Nostalgia is a good word to end this review on. Final Fantasy VII Remake could have easily just played into the nostalgia card and turned out to be a bare minimum remake. There is no doubt that would have sold, but I am glad that is not the case. In terms of the industry and remakes, this has clearly had a lot of work put into it. From the revised combat, visual improvements, more character development, new characters introduced, and even as far as changing some key story elements, an area that other remakes, no matter how superb they have been, do not seem to alter, Square Enix has proven that taking the risk and doing these alterations to Final Fantasy VII has worked. The worst thing about all this is we do not know how long we have to wait for the next part of the story to get our fix.

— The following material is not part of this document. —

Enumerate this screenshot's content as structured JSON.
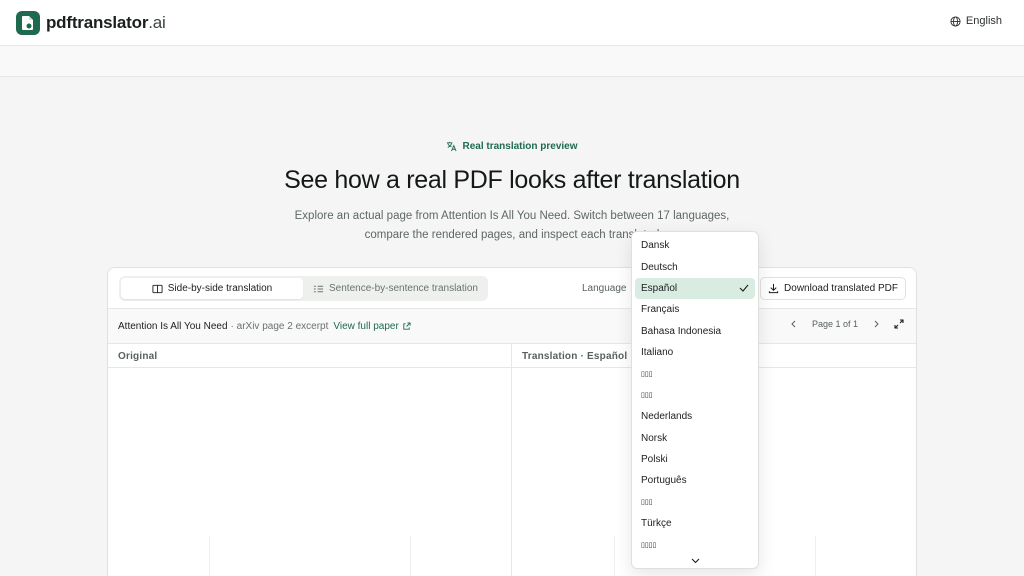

Right now, I can say I am stoked to find out where the follow up will go, because any doubt I had initially about this remake has long gone after playing through it. All I am left to say is that Final Fantasy VII Remake is a superb RPG for fans and newcomers, and even with all the changes, it still captures the heart of Final Fantasy VII, a special accomplishment that will make the fans fall in love with the title all over again.

9 out of 10